  • General Colonel Ludwig Beck, 1935 to 31 October 1938
  • General Colonel Franz Halder, 31 October 1938 to 24 September 1942
  • General Colonel Kurt Zeitzler, 24 September 1942 to 10 July 1944
  • General Lieutenant Adolf Heusinger, 10 July 1944 to 20 July 1944
  • General Colonel Heinz Guderian, 21 July 1944 to 28 March 1945- the inventor of the Blitzkrieg warfare
  • General of the Infantry Hans Krebs, 29 March 1945 to 1 May 1945
  • Field Marshal Wilhelm Keitel, 1 May 1945 to 13 May 1945
  • General Colonel Alfred Jodl, 13 May 1945 to 23 May 1945
  • (military rank presented as rank the person in question held when he left his assignment at OKH)

    Oberkommando des Heeres WTS Rare WWII Oberkommando des Heeres OKH Map and edged weapons

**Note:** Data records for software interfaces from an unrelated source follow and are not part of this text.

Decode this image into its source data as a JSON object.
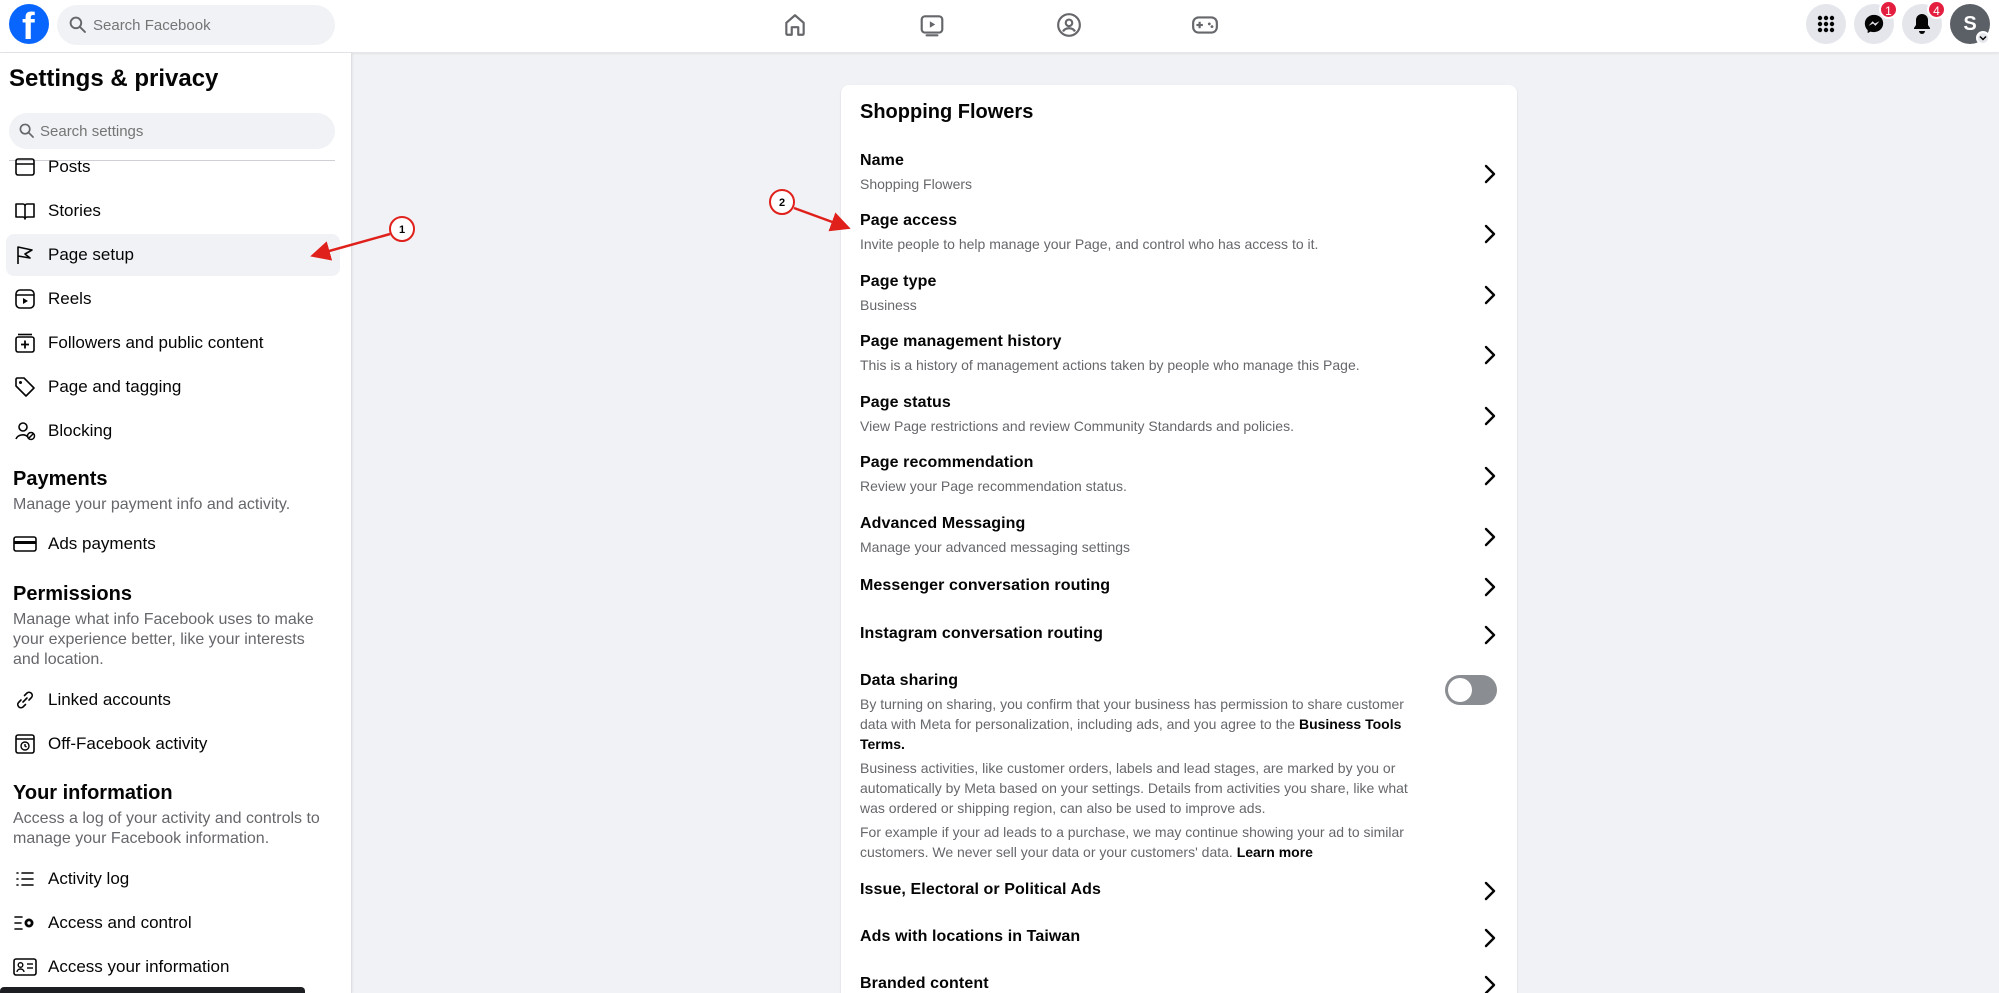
{
  "topbar": {
    "logo": "f",
    "search_placeholder": "Search Facebook",
    "nav_icons": [
      "home-icon",
      "video-icon",
      "groups-icon",
      "gaming-icon"
    ],
    "messenger_badge": "1",
    "notifications_badge": "4",
    "avatar_letter": "S"
  },
  "sidebar": {
    "title": "Settings & privacy",
    "search_placeholder": "Search settings",
    "items": [
      {
        "label": "Posts",
        "icon": "posts-icon"
      },
      {
        "label": "Stories",
        "icon": "stories-icon"
      },
      {
        "label": "Page setup",
        "icon": "flag-icon"
      },
      {
        "label": "Reels",
        "icon": "reels-icon"
      },
      {
        "label": "Followers and public content",
        "icon": "followers-icon"
      },
      {
        "label": "Page and tagging",
        "icon": "tag-icon"
      },
      {
        "label": "Blocking",
        "icon": "blocking-icon"
      }
    ],
    "payments": {
      "heading": "Payments",
      "desc": "Manage your payment info and activity.",
      "items": [
        {
          "label": "Ads payments",
          "icon": "card-icon"
        }
      ]
    },
    "permissions": {
      "heading": "Permissions",
      "desc": "Manage what info Facebook uses to make your experience better, like your interests and location.",
      "items": [
        {
          "label": "Linked accounts",
          "icon": "link-icon"
        },
        {
          "label": "Off-Facebook activity",
          "icon": "history-icon"
        }
      ]
    },
    "your_information": {
      "heading": "Your information",
      "desc": "Access a log of your activity and controls to manage your Facebook information.",
      "items": [
        {
          "label": "Activity log",
          "icon": "list-icon"
        },
        {
          "label": "Access and control",
          "icon": "gear-list-icon"
        },
        {
          "label": "Access your information",
          "icon": "id-card-icon"
        }
      ]
    }
  },
  "main": {
    "title": "Shopping Flowers",
    "rows": [
      {
        "title": "Name",
        "subtitle": "Shopping Flowers"
      },
      {
        "title": "Page access",
        "subtitle": "Invite people to help manage your Page, and control who has access to it."
      },
      {
        "title": "Page type",
        "subtitle": "Business"
      },
      {
        "title": "Page management history",
        "subtitle": "This is a history of management actions taken by people who manage this Page."
      },
      {
        "title": "Page status",
        "subtitle": "View Page restrictions and review Community Standards and policies."
      },
      {
        "title": "Page recommendation",
        "subtitle": "Review your Page recommendation status."
      },
      {
        "title": "Advanced Messaging",
        "subtitle": "Manage your advanced messaging settings"
      },
      {
        "title": "Messenger conversation routing",
        "subtitle": ""
      },
      {
        "title": "Instagram conversation routing",
        "subtitle": ""
      }
    ],
    "data_sharing": {
      "title": "Data sharing",
      "p1": "By turning on sharing, you confirm that your business has permission to share customer data with Meta for personalization, including ads, and you agree to the",
      "p1_link": "Business Tools Terms.",
      "p2": "Business activities, like customer orders, labels and lead stages, are marked by you or automatically by Meta based on your settings. Details from activities you share, like what was ordered or shipping region, can also be used to improve ads.",
      "p3": "For example if your ad leads to a purchase, we may continue showing your ad to similar customers. We never sell your data or your customers' data.",
      "p3_link": "Learn more",
      "toggle_on": false
    },
    "rows_after": [
      {
        "title": "Issue, Electoral or Political Ads"
      },
      {
        "title": "Ads with locations in Taiwan"
      },
      {
        "title": "Branded content"
      }
    ]
  },
  "annotations": {
    "marker_1": "1",
    "marker_2": "2",
    "color": "#e0201b"
  }
}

    Although both OKW and OKH were headquartered in Zossen during the Third Reich, the functional and operational independence of both establishments were not lost on the respective staff during their tenure. Personnel at the sprawling Zossen compound remarked that even if Maybach 2 (the OKW complex) was completely destroyed, the OKH staff in Maybach 1 would scarcely notice. The camouflaged facilities were separated physically by a fence also maintained structurally different mindsets towards their objectives.

    Oberkommando des Heeres Wnsdorf Bunkerkomplex Maybach I Oberkommando des Heeres

    On 28 April 1945 (two days before his suicide), Hitler formally subordinated OKH to OKW, giving the latter command of forces on the Eastern Front.


    Oberkommando des Heeres Wikipedia